Park Rapids, Minn., granny Nancy Leeseberg would have sworn the voice on the other end of the phone was her grandson. But in the end, she didn't fall for his story about a trip to Guatemala. The Fargo Forum has the story of how she avoided being a victim of the common "grandparent scam."
In short, the scammer calls an elderly resident and claims to be a grandchild, typically one in trouble and in urgent need of money. Here's more about how the scam works, and how it has gotten more sophisticated in recent years.
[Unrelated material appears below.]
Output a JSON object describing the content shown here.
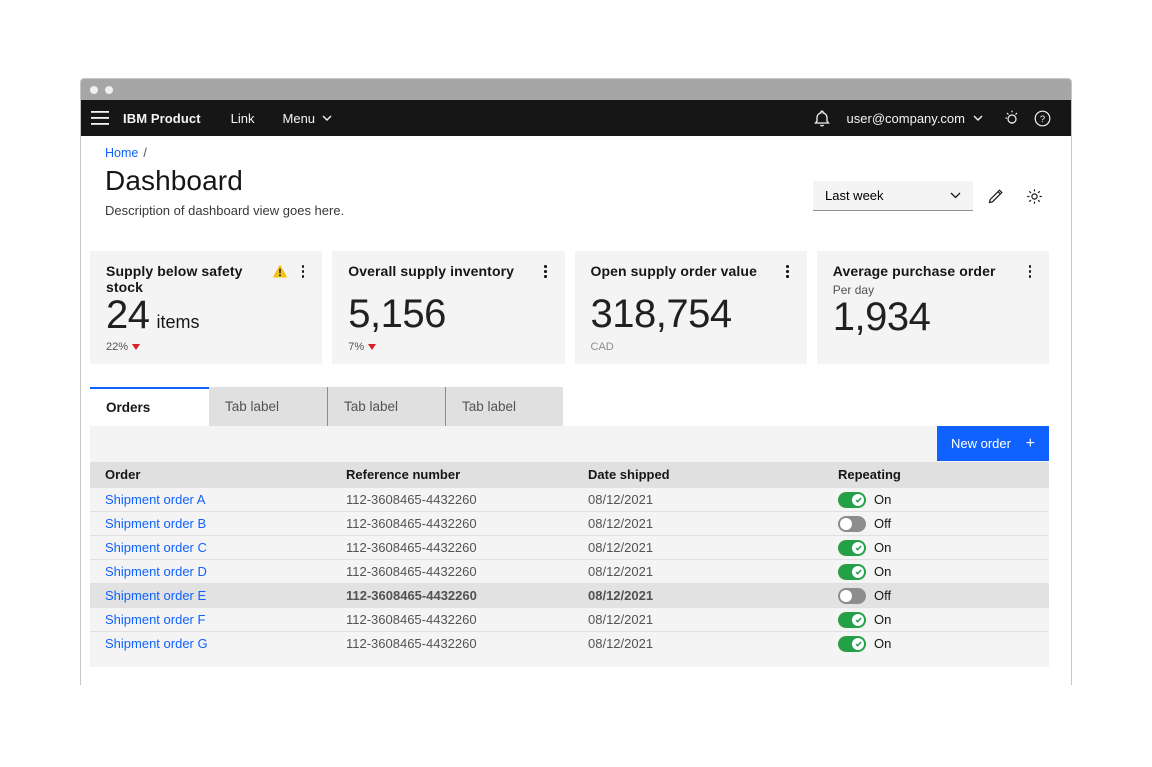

Met Life recently did a study on protecting seniors from financial abuse, perhaps the first large-scale analysis of the issue.